The Anglican Church received some official favouritism and, in the future, there lay the long, long battle for State aid to the Catholic education system.
There seems to have been many instances of Catholic and Protestants cooperating with and helping one another.
In the circumstances, they probably had little choice.
In 1849, the settlers petitioned the British government for convicts. This coincided with the abolition of convict transportation to New South Wales and the request was accepted with alacrity.
Transportation to Western Australia went on for 18 years, and there is no doubt that it transformed the colony.

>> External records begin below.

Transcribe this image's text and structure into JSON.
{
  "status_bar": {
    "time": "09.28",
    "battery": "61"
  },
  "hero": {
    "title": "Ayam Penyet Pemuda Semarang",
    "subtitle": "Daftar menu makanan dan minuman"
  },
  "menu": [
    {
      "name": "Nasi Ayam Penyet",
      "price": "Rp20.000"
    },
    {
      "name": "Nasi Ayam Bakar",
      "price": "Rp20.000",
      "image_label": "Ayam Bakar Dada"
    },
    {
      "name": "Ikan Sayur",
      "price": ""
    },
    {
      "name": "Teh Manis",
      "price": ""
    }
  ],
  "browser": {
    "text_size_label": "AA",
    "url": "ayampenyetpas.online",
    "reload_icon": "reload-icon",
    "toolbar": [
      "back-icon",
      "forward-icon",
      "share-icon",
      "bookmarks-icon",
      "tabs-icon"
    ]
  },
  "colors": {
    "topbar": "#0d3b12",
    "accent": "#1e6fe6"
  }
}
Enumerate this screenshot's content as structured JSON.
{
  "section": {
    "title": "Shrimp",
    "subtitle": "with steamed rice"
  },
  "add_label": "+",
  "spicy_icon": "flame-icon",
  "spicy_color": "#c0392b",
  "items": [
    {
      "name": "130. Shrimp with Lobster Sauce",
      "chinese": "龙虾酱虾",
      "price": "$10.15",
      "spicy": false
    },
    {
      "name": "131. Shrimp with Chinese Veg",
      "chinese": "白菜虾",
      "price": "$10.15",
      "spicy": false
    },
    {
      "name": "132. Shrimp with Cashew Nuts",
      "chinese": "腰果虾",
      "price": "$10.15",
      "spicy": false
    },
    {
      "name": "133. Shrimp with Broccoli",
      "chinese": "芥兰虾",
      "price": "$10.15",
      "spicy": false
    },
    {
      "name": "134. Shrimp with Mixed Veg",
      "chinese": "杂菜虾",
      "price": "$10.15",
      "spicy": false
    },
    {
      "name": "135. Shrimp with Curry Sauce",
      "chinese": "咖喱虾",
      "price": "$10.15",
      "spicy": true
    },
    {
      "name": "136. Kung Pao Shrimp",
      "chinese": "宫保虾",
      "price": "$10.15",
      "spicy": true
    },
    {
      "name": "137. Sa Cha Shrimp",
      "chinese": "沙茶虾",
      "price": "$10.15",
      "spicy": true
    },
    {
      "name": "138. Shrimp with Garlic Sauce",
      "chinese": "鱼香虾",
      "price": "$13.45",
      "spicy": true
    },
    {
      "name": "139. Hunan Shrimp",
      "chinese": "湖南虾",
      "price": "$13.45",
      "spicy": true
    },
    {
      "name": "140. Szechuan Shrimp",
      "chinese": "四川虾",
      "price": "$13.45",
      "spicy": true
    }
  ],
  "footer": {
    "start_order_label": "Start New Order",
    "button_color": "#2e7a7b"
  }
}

In addition, there were many free Irish immigrants – the fact that many of these were women being particularly important. JT Reilly, a prominent Catholic and newspaper editor, has stated that marriages between the Irish girls and ex-convicts were ‘nearly always happy as well as lasting’.
In 1848, of a total white population of 4,622, there were 337 Catholics in the colony, 213 of these living in the Perth area, the rest very thinly scattered through the few outlying settlements and farms.
By 1854, there were 2034 Catholics out of a population of 11,976.
There were 455 Catholics living in Perth and 258 in Fremantle, as well as 279 Catholic soldiers and 431 Catholic convicts.
By 1868, the population had risen to 22,000. Roads and other infrastructure had been created and there were new towns.
In Hay Street the new Perth Town Hall gave a touch of metropolitan dignity and a promise of more to come.
New areas and industries such as pearling were opening up, as was the south west. Albany, which had been trembling on the edge of extinction, looked like surviving.
The Catholic population of Western Australia – convicts, guards, ex-convicts and new free settlers, had also increased dramatically and the whole Church establishment was moving to a more rational and economically viable basis.
Further, the ludicrous and tragic schisms associated with Bishop Brady had fizzled out with his departure.
There was a proper cathedral and a number of other substantial church buildings, including the monastery of Subiaco. Development remained relatively slow until the great gold discoveries – by 1889 the European population was still only 43,000 in Western Australia – but the corner had been turned and the settlers no longer had to live in quite such an extremity of isolation.
In 1871, the European population of Western Australia had numbered 23,315, plus 12,470 convicts.
Of these nearly half were Western Australian-born, and 3,569 had been born in Ireland. The Catholic population, again exclusive of convicts, numbered something over a quarter at 6,674, of whom 2,490 lived in Perth and Fremantle, being more than a quarter of the total of 8,220.
This was a very different situation to that when Bishop Brady brought out the first group of missionaries.
Albany’s Catholic population numbered 414 out of 1,585 and there was also a surprisingly large Catholic population of 908 out of a total of 2,472 at Toodyay. York also had a substantial Catholic population of 627 out of 2,493.
In the Greenough and Irwin region, Catholics numbered 528 out of 1,557.
These were congregations big enough to maintain small churches and schools.
Written at a slightly later date, the poem Said Hanrahan, and other writings by ‘John O’Brien’ (Monsignor PJ Hartigan), give a wryly humorous picture of Catholic farmers.
An Anglican clergyman, CHS Matthews, writing of his experiences in Australian country towns in the book A Parson in the Australian Bush, remarked that “to our shame” the Catholic churches were generally the most impressive and best-maintained church buildings.
Then, in 1898, the vast new diocese of Geraldton, probably the largest in the world, was created. It contained about 7,000 Catholics.